For our IBEW Hour Power channel, we produce a series called Band of Brotherhood, where we highlight veterans who have transitioned into the electrical industry. Before shooting a single frame for Episode 03 – Crystal Rourke, the producer (in this instance Mark) has several discovery phone conversations with everyone involved in the piece. They gather all the information from the person we’re highlighting, their coworkers, their family, and friends start the process of finding the key parts of the story. This is when the producer, our Director of Photography (Adam) and I all sit down to try and brainstorm the most effective way to tell and show the story. We kick around ideas and focus on what their struggles and successes were. We talk about what visuals we can film to emphasize those points and what tone we’re trying to create. All of this helps the post-production team know what to create in the edit on the back end. I end up taking a lot of notes, some of which end up being driving factors in the story and some are honestly just nonsense but that’s just part of the creative process. Getting all the clutter out of the way to focus on the most inspirational and influential parts is also a contributing factor. Another part of being a creative type is my absolutely terrible handwriting. Boom!

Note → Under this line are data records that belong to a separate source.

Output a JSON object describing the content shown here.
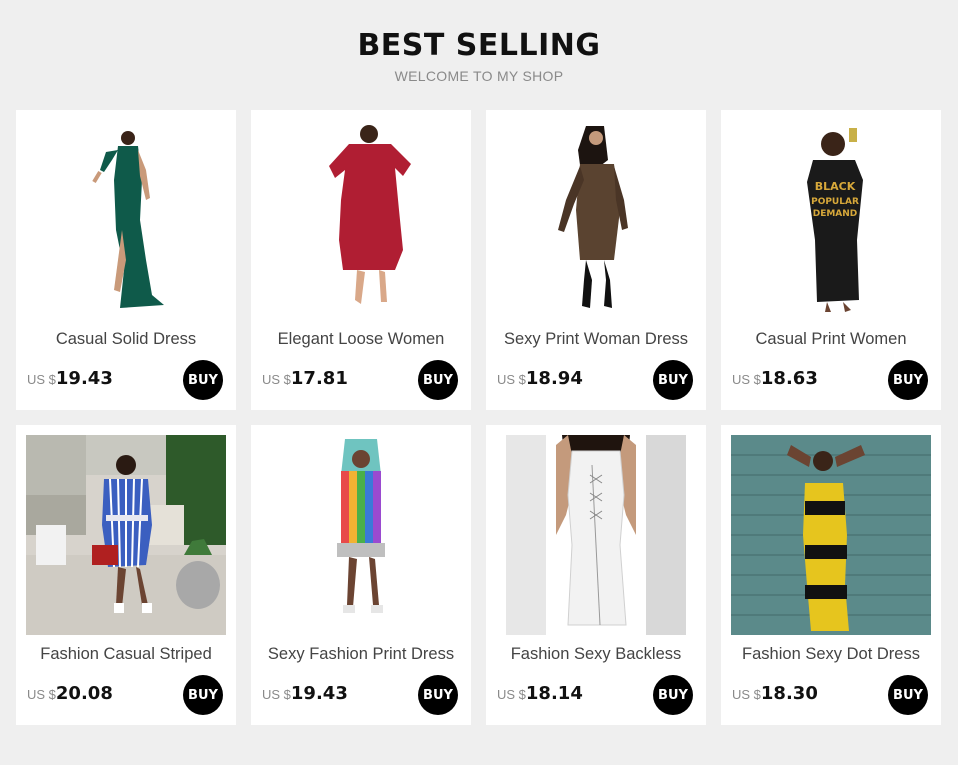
{
  "header": {
    "title": "BEST SELLING",
    "subtitle": "WELCOME TO MY SHOP"
  },
  "products": [
    {
      "name": "Casual Solid Dress",
      "currency": "US $",
      "price": "19.43",
      "buy": "BUY",
      "image": "woman-in-green-maxi-dress",
      "color": "#0f5a4a"
    },
    {
      "name": "Elegant Loose Women",
      "currency": "US $",
      "price": "17.81",
      "buy": "BUY",
      "image": "woman-in-red-wrap-dress",
      "color": "#b01e33"
    },
    {
      "name": "Sexy Print Woman Dress",
      "currency": "US $",
      "price": "18.94",
      "buy": "BUY",
      "image": "woman-in-print-bodycon-dress",
      "color": "#5a4330"
    },
    {
      "name": "Casual Print Women",
      "currency": "US $",
      "price": "18.63",
      "buy": "BUY",
      "image": "woman-in-black-tshirt-dress",
      "color": "#1a1a1a"
    },
    {
      "name": "Fashion Casual Striped",
      "currency": "US $",
      "price": "20.08",
      "buy": "BUY",
      "image": "woman-in-striped-shirt-dress",
      "color": "#3b5fc0"
    },
    {
      "name": "Sexy Fashion Print Dress",
      "currency": "US $",
      "price": "19.43",
      "buy": "BUY",
      "image": "woman-in-rainbow-stripe-dress",
      "color": "#e8a040"
    },
    {
      "name": "Fashion Sexy Backless",
      "currency": "US $",
      "price": "18.14",
      "buy": "BUY",
      "image": "woman-in-white-lace-up-dress",
      "color": "#f2f2f2"
    },
    {
      "name": "Fashion Sexy Dot Dress",
      "currency": "US $",
      "price": "18.30",
      "buy": "BUY",
      "image": "woman-in-yellow-dot-dress",
      "color": "#e6c51e"
    }
  ]
}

I know, right!?! It looks like a toddler wrote it and there are random capital letters and misspellings and fragments… is that jelly on it? My English professor would not be proud… but hey, we move on. Once we iron out all of the details they go and film it completely according to plan and I’m a happy editor, right? No, that’s not exactly how production works. They go out there and find out that one of the key parts of the story won’t work because of one reason or another, and there are schedule changes and conflicts. Then some person said some AMAZING sound bite on a new key part to the story so they have to film that now. Then it all comes back to the office and we meet again to discuss the changes in story and re-evaluate things. The producer cuts the narration down to the “essentials.”
Then we sit in post and cut those essentials to the more essential parts.
This is where I begin to find my inspiration. We collaborate on what we want to see and hear and feel and when the music transitions and when the story finds its peak. Then the editor just runs with it.
When editing, I’m cutting sections out here, giving breath there, and adding music breaks. The editor feels out every bit of the story. They make sure the narration isn’t overpowered by the music and the visuals match the theme. There are creative disagreements as an editor might think one shot is perfect but the producer thinks it’s lame. There are many long nights involved in the post process.
As an editor, you would create version after version, getting hyped on a music track that hits at just the right word. You end up getting so into the story that it moves you. You HAVE to care and put all of that care into the film. That’s the ONLY way that someone on the other end is going to feel anything. It’s up to YOU to keep them feeling the film. You make them cry, you make them laugh and cringe and root for the characters. It’s about timing, thoughtfulness, and delivery. It’s about making the subject proud to have their story told and their journey conveyed in a way that makes others feel what it was like to be in it. Then, you finish it.
You and the producer watch it, make a few tweaks and pray that the client doesn’t destroy it. Of course, they won’t… it’s art… it’s perfect… it’s the best story ever told.
After you make the clients changes and polish things up, you hit export and celebrate your victory…with a meeting for the next project to start the process over. This time, no jelly on your notes Mike.